E-scooter Frequently Asked Questions
1. What are these electric scooters I see on streets and sidewalks in Oakland?
Under state law, these are called “motorized scooters” (California Vehicle Code 407.5), but they are commonly referred to as “e-scooters.” They generally have two small wheels, a handlebar, a platform to stand on, and a small electric motor.
Shared e-scooters are the newest transportation option for getting around Oakland. They are useful for short trips, and have the potential to help achieve the goals of OakDOT’s Strategic Plan, which calls for expanding access to shared mobility services, improving transportation choices, and minimizing parking demand, congestion and pollution. However, when used improperly e-scooters can obstruct sidewalks, curb ramps, and other portions of the public right-of-way. OakDOT is actively monitoring the use of shared scooters and is in the process of developing a permit system to regulate how they are used.

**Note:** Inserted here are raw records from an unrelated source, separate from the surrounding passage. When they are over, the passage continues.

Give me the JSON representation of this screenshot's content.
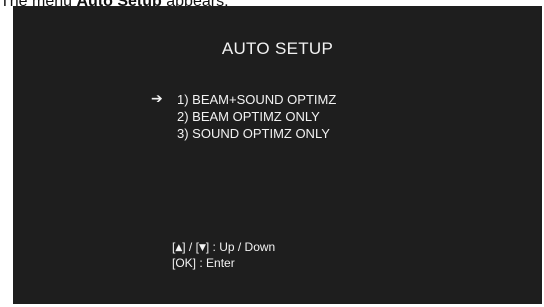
{
  "caption": {
    "prefix": "The menu ",
    "bold": "Auto Setup",
    "suffix": " appears."
  },
  "osd": {
    "title": "AUTO SETUP",
    "cursor_icon": "right-arrow-icon",
    "selected_index": 0,
    "items": [
      {
        "label": "1) BEAM+SOUND OPTIMZ"
      },
      {
        "label": "2) BEAM OPTIMZ ONLY"
      },
      {
        "label": "3) SOUND OPTIMZ ONLY"
      }
    ],
    "help": {
      "nav_up_key": "▲",
      "nav_down_key": "▼",
      "nav_text": ":  Up / Down",
      "ok_key": "[OK]",
      "ok_text": " : Enter"
    }
  },
  "colors": {
    "screen_bg": "#1e1e1e",
    "osd_text": "#f2f2f2",
    "page_bg": "#ffffff"
  }
}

2. Who owns and operates these e-scooters?
E-scooters are owned and operated by private companies offering shared scooter programs. Riders can unlock a scooter via the company’s mobile phone application, use it for a short trip, and park it at their destination where other users can unlock them. Scooters are ideal for short trips and are meant to be used by many different people per day. For more information, visit the respective companies’ websites.
3. Where are people allowed to ride and park e-scooters?
E-scooter users are required to follow the rules of the road. Under state law, motorized scooter users should:
· Ride in the street, and stay to the right. (California Vehicle Code 21228.)
· Use the bike lane if there is one. If the street has a posted speed limit greater than 25 mph, they must be ridden in a bike lane. (California Vehicle Code 21229.)
· Not ride on sidewalks.
Scooters are allowed to ride on multi-use pathways, such as the Lake Merritt Trail (California Vehicle Code 21230.)
Scooters may be parked on sidewalks, so long as they do not block driveways, building entrances, curb ramps, color curbs (such as blue zones or yellow zones) or utilities such as fire hydrants. Make sure to leave at least 6 feet of sidewalk space for people walking or rolling.
4. What other rules or laws apply to these e-scooters?
Under state law, to use an e-scooter you must have a California Driver’s License or instruction permit, and wear a bike helmet. Only one person may use a motorized scooter at a time, and you can’t carry packages while using a motorized scooter (California Vehicle Code 21235). In addition to these state law requirements, OakDOT is developing a permit system to regulate scooter share programs within the city. The permit system is expected to be in place in fall 2018.
5. How do you use one of these E-scooters?
Visit the owner/operator’s website to learn how to use the respective e-scooters available in Oakland.
6. How do I report a problem or a concern?
Questions and concerns about the services themselves should be directed to the customer service representative of each respective company.
Complaints of improperly-parked scooters can also be submitted through OAK 311. Complaints will be forwarded to the appropriate company representative.
7. How much do the e-scooters cost? Is the City getting money from these scooters?
Each company sets their own prices. Users typically pay by the mile or by the minute.
The City has not yet granted any permits for shared e-scooter services or received any revenue from them.
8. What about bikes?
Shared bicycles are available in Oakland through the regional Ford GoBike program. Click here for more information.